How to Measure Executive Coaching: Part 1 – Feedback

Determining the ROI of Coaching
Services are always hard to determine the value of, how do you know if you’re getting good value from your accountant, architect or lawyer?  Executive coaching is no different.  You can’t ‘kick the tires’ of a service before you buy it, but you probably do have a few indicators that help you determine the value you want from a service.  This ‘buyers’ conundrum’ has surfaced enough lately that we interrupt our Series on Leadership Secrets to bring you a 2 part Blog on “How to Measure Executive Coaching”.
We believe you can only see the value if you’re asking the right questions, so we co-design feedback surveys with our larger clients on their coaching metrics.  We measure coach fit, goal achievement, observable impact, coach professionalism and competencies developed.
We coach leaders, high potential individuals who are used to challenging themselves to more.  47% of the leaders we coach are senior management to CEO level and 39% are emerging leaders or middle management.  Coach fit is critical to success as the power of the coaching is only as good as the combination of saftey and challenge.  These leaders have already challenged themselves as far as they can.  The coach must create a safe enough environment for the client to be challenged beyond what they would do otherwise.  Part of that safety is knowing the coach has an unwavering belief in them as leaders. 94% of our clients’ surveyed always sensed my coach’s belief in me personally”, with 6% mostly sensing the coach’s belief.  56% said they always felt safe”, with 44% most of the time and 94% experience the “right amount of challenge to go beyond my comfort zone” most or all the time.
Goal Achievement can be a tricky one as maintaining confidentialty on what the client is working on is key to the success of coaching.  Most of the coaching goals are set by the coachee themselves, however, their boss or sponsor is allowed 1 core goal they put forward for the coachee to work on.  That, in turn is confidential between the coach, coachee and boss/sponsor.  We measure this by simply asking “Did you accomplish the majority of your goals?” 100% of clients surveyed say yes to both the sponsor and self-identified goals!  They can elaborate in the comment box -and many do.
Observable impact is measured by simply asking “In what ways have others observed the impact of coaching on you?”.  We know that behaviour change has taken place when third party feedback confirms it. Examples of third party feedback are: ‘greater trust by others’, ‘More aware of my audience / other team members needs and differences ‘, ‘My boss originally said I wasn’t strategic enough and at the end he said there was a marked improvement. I’m a broader thinker. I am able to stay in a strategic frame of mind and not get dragged into the day to day often. Today I think more corporate than departmental.’ and ‘better listening and different analysis and approach on the issues’.  All difficult to put metrics to, but observable and measurable none the less.
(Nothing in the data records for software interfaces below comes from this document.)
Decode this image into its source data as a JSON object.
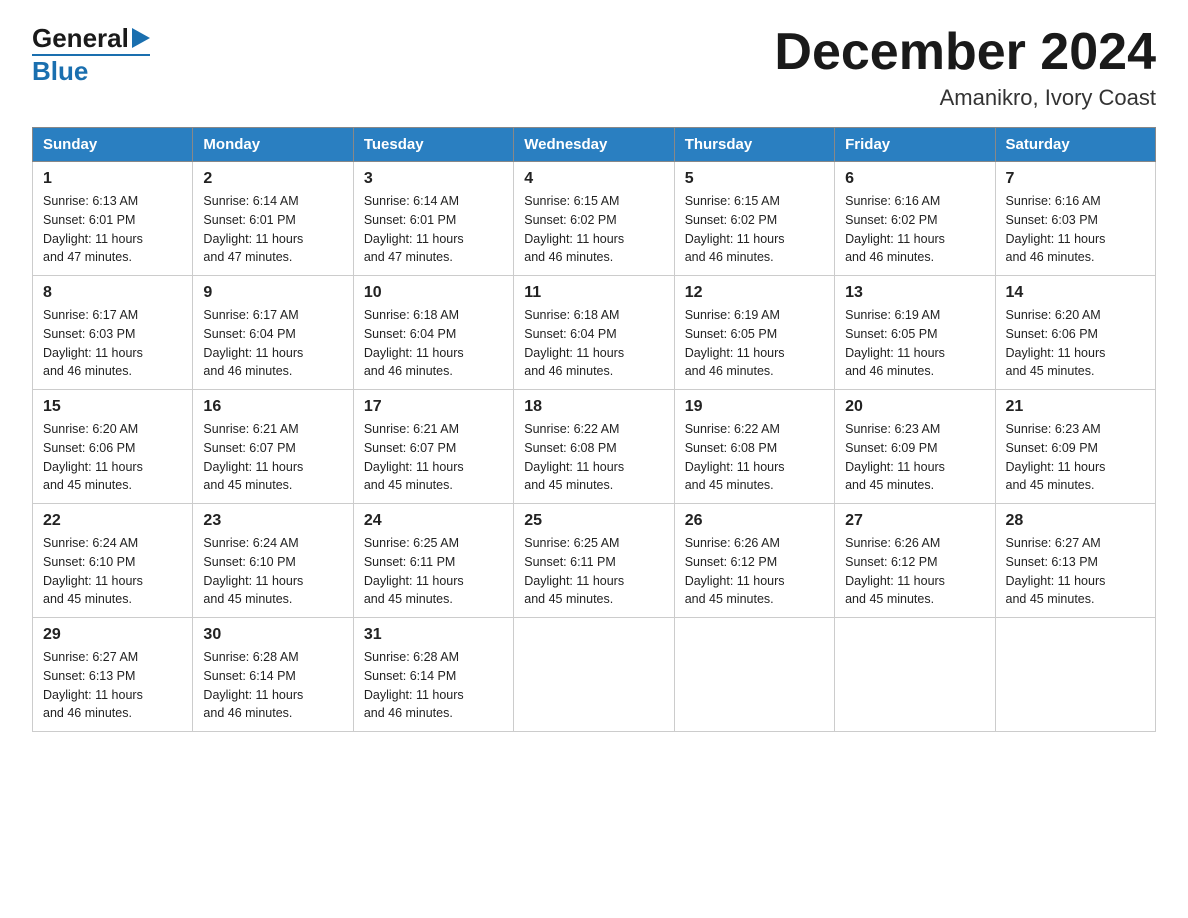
{
  "logo": {
    "general": "General",
    "blue": "Blue"
  },
  "title": {
    "month_year": "December 2024",
    "location": "Amanikro, Ivory Coast"
  },
  "headers": [
    "Sunday",
    "Monday",
    "Tuesday",
    "Wednesday",
    "Thursday",
    "Friday",
    "Saturday"
  ],
  "weeks": [
    [
      {
        "day": "1",
        "sunrise": "6:13 AM",
        "sunset": "6:01 PM",
        "daylight": "11 hours and 47 minutes."
      },
      {
        "day": "2",
        "sunrise": "6:14 AM",
        "sunset": "6:01 PM",
        "daylight": "11 hours and 47 minutes."
      },
      {
        "day": "3",
        "sunrise": "6:14 AM",
        "sunset": "6:01 PM",
        "daylight": "11 hours and 47 minutes."
      },
      {
        "day": "4",
        "sunrise": "6:15 AM",
        "sunset": "6:02 PM",
        "daylight": "11 hours and 46 minutes."
      },
      {
        "day": "5",
        "sunrise": "6:15 AM",
        "sunset": "6:02 PM",
        "daylight": "11 hours and 46 minutes."
      },
      {
        "day": "6",
        "sunrise": "6:16 AM",
        "sunset": "6:02 PM",
        "daylight": "11 hours and 46 minutes."
      },
      {
        "day": "7",
        "sunrise": "6:16 AM",
        "sunset": "6:03 PM",
        "daylight": "11 hours and 46 minutes."
      }
    ],
    [
      {
        "day": "8",
        "sunrise": "6:17 AM",
        "sunset": "6:03 PM",
        "daylight": "11 hours and 46 minutes."
      },
      {
        "day": "9",
        "sunrise": "6:17 AM",
        "sunset": "6:04 PM",
        "daylight": "11 hours and 46 minutes."
      },
      {
        "day": "10",
        "sunrise": "6:18 AM",
        "sunset": "6:04 PM",
        "daylight": "11 hours and 46 minutes."
      },
      {
        "day": "11",
        "sunrise": "6:18 AM",
        "sunset": "6:04 PM",
        "daylight": "11 hours and 46 minutes."
      },
      {
        "day": "12",
        "sunrise": "6:19 AM",
        "sunset": "6:05 PM",
        "daylight": "11 hours and 46 minutes."
      },
      {
        "day": "13",
        "sunrise": "6:19 AM",
        "sunset": "6:05 PM",
        "daylight": "11 hours and 46 minutes."
      },
      {
        "day": "14",
        "sunrise": "6:20 AM",
        "sunset": "6:06 PM",
        "daylight": "11 hours and 45 minutes."
      }
    ],
    [
      {
        "day": "15",
        "sunrise": "6:20 AM",
        "sunset": "6:06 PM",
        "daylight": "11 hours and 45 minutes."
      },
      {
        "day": "16",
        "sunrise": "6:21 AM",
        "sunset": "6:07 PM",
        "daylight": "11 hours and 45 minutes."
      },
      {
        "day": "17",
        "sunrise": "6:21 AM",
        "sunset": "6:07 PM",
        "daylight": "11 hours and 45 minutes."
      },
      {
        "day": "18",
        "sunrise": "6:22 AM",
        "sunset": "6:08 PM",
        "daylight": "11 hours and 45 minutes."
      },
      {
        "day": "19",
        "sunrise": "6:22 AM",
        "sunset": "6:08 PM",
        "daylight": "11 hours and 45 minutes."
      },
      {
        "day": "20",
        "sunrise": "6:23 AM",
        "sunset": "6:09 PM",
        "daylight": "11 hours and 45 minutes."
      },
      {
        "day": "21",
        "sunrise": "6:23 AM",
        "sunset": "6:09 PM",
        "daylight": "11 hours and 45 minutes."
      }
    ],
    [
      {
        "day": "22",
        "sunrise": "6:24 AM",
        "sunset": "6:10 PM",
        "daylight": "11 hours and 45 minutes."
      },
      {
        "day": "23",
        "sunrise": "6:24 AM",
        "sunset": "6:10 PM",
        "daylight": "11 hours and 45 minutes."
      },
      {
        "day": "24",
        "sunrise": "6:25 AM",
        "sunset": "6:11 PM",
        "daylight": "11 hours and 45 minutes."
      },
      {
        "day": "25",
        "sunrise": "6:25 AM",
        "sunset": "6:11 PM",
        "daylight": "11 hours and 45 minutes."
      },
      {
        "day": "26",
        "sunrise": "6:26 AM",
        "sunset": "6:12 PM",
        "daylight": "11 hours and 45 minutes."
      },
      {
        "day": "27",
        "sunrise": "6:26 AM",
        "sunset": "6:12 PM",
        "daylight": "11 hours and 45 minutes."
      },
      {
        "day": "28",
        "sunrise": "6:27 AM",
        "sunset": "6:13 PM",
        "daylight": "11 hours and 45 minutes."
      }
    ],
    [
      {
        "day": "29",
        "sunrise": "6:27 AM",
        "sunset": "6:13 PM",
        "daylight": "11 hours and 46 minutes."
      },
      {
        "day": "30",
        "sunrise": "6:28 AM",
        "sunset": "6:14 PM",
        "daylight": "11 hours and 46 minutes."
      },
      {
        "day": "31",
        "sunrise": "6:28 AM",
        "sunset": "6:14 PM",
        "daylight": "11 hours and 46 minutes."
      },
      null,
      null,
      null,
      null
    ]
  ],
  "labels": {
    "sunrise": "Sunrise:",
    "sunset": "Sunset:",
    "daylight": "Daylight:"
  }
}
Coach professionalism is used for us to monitor ourselves and to see where we can improve. We care deeply about the coaching profession and aim to represent it well.  100% of clients’ surveyed ranked all our coaches as “Professional” or “Highly Professional” on all 5 indicators, from “Initial Contact” orAddressing any process issues you had” to “Finalising the Contact”.  All would recommend their coach to others!  This high satisfaction level also speaks to the effort we put in around matching clients with one of our 7 coaches as well as the diversity and skill available on our team.
While we do not get clients to give us feedback on their specific goals, we do ask for feedback on core ‘intangible’ leadership competencies developed through their coaching.  We customise  the competencies measured to those most important to the company we’re working with.  Typically we end up with around 9.  Some common competencies measured are; “Self-Awareness”, “Relational Ability”,  “Dealing with Conflict”, “Internal Confidence” and “Influence”.  The feedback usually comes back with the coaching having had significant impact or having exceeded expectations.
If you want to ‘kick the tires’ of a coaching service before you hire them, use these measurements as questions for their references.  If they claim to be a right fit for all your expecutive, beware.  Rather look for a team of coaches, like ours, or hire a coach who advises you to first interview 2 or 3 coaches before deciding on best fit.  Lastly, if you’re planning to make coaching a core component of your leadership development, ask the coaching organization if they’re willing to co-design a feedback survey that provides you with valuable metrics while still honouring the confidentiality inherent in the coaching relationship.
We’ve shared our thoughts with you.  We’d love to hear how you go about selecting coaches and measuring impact of your coaching investment.
Part 2  on Coach Credentials coming soon…….